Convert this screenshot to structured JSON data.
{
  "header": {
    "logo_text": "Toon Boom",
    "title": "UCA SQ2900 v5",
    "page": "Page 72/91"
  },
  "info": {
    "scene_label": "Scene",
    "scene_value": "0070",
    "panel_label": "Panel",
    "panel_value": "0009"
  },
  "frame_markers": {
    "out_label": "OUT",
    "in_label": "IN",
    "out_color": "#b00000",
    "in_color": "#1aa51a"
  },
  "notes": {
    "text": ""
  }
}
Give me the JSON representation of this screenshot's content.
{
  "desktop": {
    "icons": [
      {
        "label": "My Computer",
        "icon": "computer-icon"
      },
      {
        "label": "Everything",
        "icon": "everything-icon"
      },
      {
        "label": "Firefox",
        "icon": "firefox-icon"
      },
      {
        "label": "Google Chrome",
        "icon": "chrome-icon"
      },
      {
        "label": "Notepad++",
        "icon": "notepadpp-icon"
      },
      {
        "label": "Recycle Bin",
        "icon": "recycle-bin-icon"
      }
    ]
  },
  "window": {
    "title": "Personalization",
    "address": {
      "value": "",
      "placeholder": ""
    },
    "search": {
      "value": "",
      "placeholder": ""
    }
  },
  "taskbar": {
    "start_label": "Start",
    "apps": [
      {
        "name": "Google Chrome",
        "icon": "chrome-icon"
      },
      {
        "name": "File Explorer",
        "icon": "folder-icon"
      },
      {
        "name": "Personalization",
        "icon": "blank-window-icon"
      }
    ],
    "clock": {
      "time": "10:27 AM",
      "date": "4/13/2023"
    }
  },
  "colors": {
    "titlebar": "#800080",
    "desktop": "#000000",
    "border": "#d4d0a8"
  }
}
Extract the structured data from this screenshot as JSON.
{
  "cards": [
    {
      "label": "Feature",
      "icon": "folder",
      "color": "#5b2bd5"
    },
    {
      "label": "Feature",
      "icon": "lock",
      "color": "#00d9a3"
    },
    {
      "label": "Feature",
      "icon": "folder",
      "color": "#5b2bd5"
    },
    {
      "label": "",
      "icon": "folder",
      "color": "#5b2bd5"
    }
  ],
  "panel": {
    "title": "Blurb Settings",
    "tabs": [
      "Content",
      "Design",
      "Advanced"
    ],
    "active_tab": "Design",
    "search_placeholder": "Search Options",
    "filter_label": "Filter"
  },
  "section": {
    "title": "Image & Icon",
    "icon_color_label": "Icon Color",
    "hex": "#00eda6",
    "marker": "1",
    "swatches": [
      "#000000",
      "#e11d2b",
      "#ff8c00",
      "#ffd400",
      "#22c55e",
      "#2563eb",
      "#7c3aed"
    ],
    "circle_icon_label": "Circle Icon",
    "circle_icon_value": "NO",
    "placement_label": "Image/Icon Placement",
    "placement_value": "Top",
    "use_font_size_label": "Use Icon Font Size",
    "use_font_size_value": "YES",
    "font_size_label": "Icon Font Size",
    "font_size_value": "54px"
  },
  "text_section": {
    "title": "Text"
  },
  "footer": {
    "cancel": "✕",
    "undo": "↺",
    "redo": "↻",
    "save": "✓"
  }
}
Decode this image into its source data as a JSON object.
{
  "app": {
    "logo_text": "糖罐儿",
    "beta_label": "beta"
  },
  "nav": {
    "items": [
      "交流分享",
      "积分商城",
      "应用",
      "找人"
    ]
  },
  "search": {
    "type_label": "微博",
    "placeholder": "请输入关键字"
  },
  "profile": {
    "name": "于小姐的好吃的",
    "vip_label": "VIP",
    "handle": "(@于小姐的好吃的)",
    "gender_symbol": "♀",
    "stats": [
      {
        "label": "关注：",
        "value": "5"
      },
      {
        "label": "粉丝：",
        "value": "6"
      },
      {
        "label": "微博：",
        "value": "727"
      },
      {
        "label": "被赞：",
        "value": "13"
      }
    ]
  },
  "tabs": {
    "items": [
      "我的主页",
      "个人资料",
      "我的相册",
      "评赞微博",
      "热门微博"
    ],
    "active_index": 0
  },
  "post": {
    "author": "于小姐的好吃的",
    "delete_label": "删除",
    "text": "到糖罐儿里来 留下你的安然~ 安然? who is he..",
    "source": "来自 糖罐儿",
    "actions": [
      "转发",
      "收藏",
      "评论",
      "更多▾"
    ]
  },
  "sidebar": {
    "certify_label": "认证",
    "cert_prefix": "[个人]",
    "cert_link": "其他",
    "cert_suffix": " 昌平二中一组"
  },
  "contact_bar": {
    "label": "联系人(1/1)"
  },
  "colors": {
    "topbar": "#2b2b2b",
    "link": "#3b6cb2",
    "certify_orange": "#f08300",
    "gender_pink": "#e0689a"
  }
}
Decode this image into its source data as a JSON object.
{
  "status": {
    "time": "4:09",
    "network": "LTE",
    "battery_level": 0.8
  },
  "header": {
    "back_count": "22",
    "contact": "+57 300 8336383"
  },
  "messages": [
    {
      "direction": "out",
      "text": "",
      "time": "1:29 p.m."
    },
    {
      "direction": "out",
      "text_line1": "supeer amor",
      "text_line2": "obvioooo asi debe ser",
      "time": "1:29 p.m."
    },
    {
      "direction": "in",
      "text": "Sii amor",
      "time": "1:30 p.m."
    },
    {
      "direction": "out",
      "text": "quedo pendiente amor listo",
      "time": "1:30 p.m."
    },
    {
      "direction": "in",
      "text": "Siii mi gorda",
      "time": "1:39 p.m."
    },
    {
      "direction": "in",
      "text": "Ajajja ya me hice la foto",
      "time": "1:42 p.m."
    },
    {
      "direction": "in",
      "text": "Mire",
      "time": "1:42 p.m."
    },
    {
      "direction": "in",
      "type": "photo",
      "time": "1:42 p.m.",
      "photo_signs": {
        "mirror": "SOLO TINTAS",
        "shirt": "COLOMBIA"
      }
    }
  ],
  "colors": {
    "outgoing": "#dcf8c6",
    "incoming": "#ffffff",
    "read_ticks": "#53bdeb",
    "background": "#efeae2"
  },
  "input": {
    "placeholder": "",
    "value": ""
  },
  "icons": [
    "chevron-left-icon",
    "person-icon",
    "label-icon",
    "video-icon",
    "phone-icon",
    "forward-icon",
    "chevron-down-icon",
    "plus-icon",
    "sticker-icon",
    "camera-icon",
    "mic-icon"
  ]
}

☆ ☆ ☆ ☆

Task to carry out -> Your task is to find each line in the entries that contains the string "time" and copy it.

Final answer ->
      "time": "10:27 AM",
    "time": "4:09",
      "time": "1:29 p.m."
      "time": "1:29 p.m."
      "time": "1:30 p.m."
      "time": "1:30 p.m."
      "time": "1:39 p.m."
      "time": "1:42 p.m."
      "time": "1:42 p.m."
      "time": "1:42 p.m.",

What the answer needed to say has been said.